Easter is upon us and there are various customs and traditions associated with this religious festival. There is the welcome end to Lent’s fasting with gastronomic delights such as Simnel cake and hot cross buns.

easter parade

Clean Thursday is a Russian tradition to prepare the house for the Easter festivities with a spring clean. For some there is a midnight mass on Saturday that ushers in the Easter festivities. Children forced to stay up until the small hours may be too exhausted to stuff their faces with chocolate eggs or just give their parents a lie in for a change.

Good Friday or the day to commemorate the execution of Jesus is a sombre occasion, or a day off work depending on your beliefs. On the the third day, Sunday, the resurrection is celebrated. Conquering death is fundamental to Christian belief and is the bedrock of many faiths. Valhalla, Nirvana, call it what you will, eternity beckons.

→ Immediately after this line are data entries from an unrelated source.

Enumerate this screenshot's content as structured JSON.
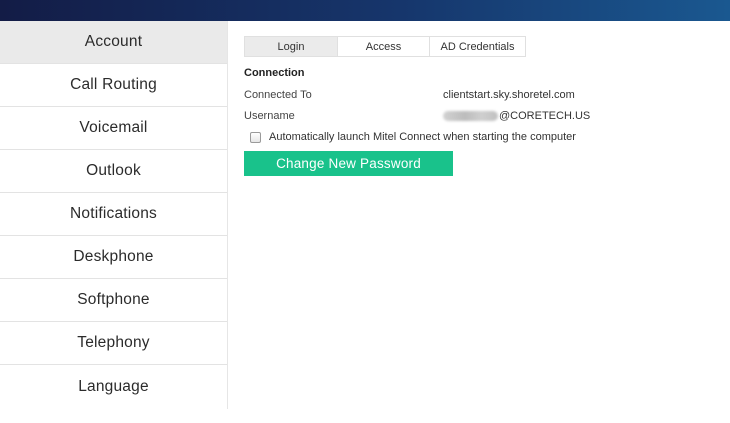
{
  "sidebar": {
    "items": [
      {
        "label": "Account",
        "active": true
      },
      {
        "label": "Call Routing"
      },
      {
        "label": "Voicemail"
      },
      {
        "label": "Outlook"
      },
      {
        "label": "Notifications"
      },
      {
        "label": "Deskphone"
      },
      {
        "label": "Softphone"
      },
      {
        "label": "Telephony"
      },
      {
        "label": "Language"
      }
    ]
  },
  "tabs": [
    {
      "label": "Login",
      "active": true
    },
    {
      "label": "Access"
    },
    {
      "label": "AD Credentials"
    }
  ],
  "connection": {
    "title": "Connection",
    "connected_to_label": "Connected To",
    "connected_to_value": "clientstart.sky.shoretel.com",
    "username_label": "Username",
    "username_domain": "@CORETECH.US"
  },
  "auto_launch": {
    "label": "Automatically launch Mitel Connect when starting the computer",
    "checked": false
  },
  "actions": {
    "change_password_label": "Change New Password"
  },
  "colors": {
    "accent": "#19c28b",
    "header_dark": "#131c46",
    "header_light": "#1a5890"
  }
}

Heathens like myself have difficulty believing in an afterlife or the supernatural. Resurrection for us non-believers has no appeal except in zombie movies.  But like Christmas, we are not going to spoil the party..

All right thinking people

European response to migration has been fragmented. Germany’s Angela Merkel opened the borders to offer the hand of friendship to thousands of refugees fleeing war in the Middle East. The UK voted (37% of the electorate) to leave the EU in a referendum prompted by scare stories of unlimited emigration from Europe. The refugee camp in Calais known as ‘the Jungle’ was forcibly cleared by French police and Islamophobia was fuelled by recent terror attacks across Europe.

tilting at windmills

Economic migrants and refugees are dispersed around Europe. Turkey secured a deal with the EU to act as a holding station for refugees. The situation is a continuing tale of suffering for families whose homes have been destroyed and family members killed in the ongoing conflicts.

There are millions of European voters who oppose immigration on nationalist/racist grounds. Here is a link describing the far right parties in Europe.

Fear of the foreigner has been used for political advantage for centuries. Immigration has shaped our culture, contributed to our prosperity and enriched our society. Waves of invaders have redrawn borders across Europe since Roman times. Medieval Europe emerged from the dark ages thanks to the contribution made by the Islamic colonisation of Europe.

First they came for the Socialists, and I did not speak out—
Because I was not a Socialist.

Then they came for the Trade Unionists, and I did not speak out—
Because I was not a Trade Unionist.

Then they came for the Jews, and I did not speak out—
Because I was not a Jew.

Then they came for me—and there was no one left to speak for me.

Martin Niemöller (1892–1984)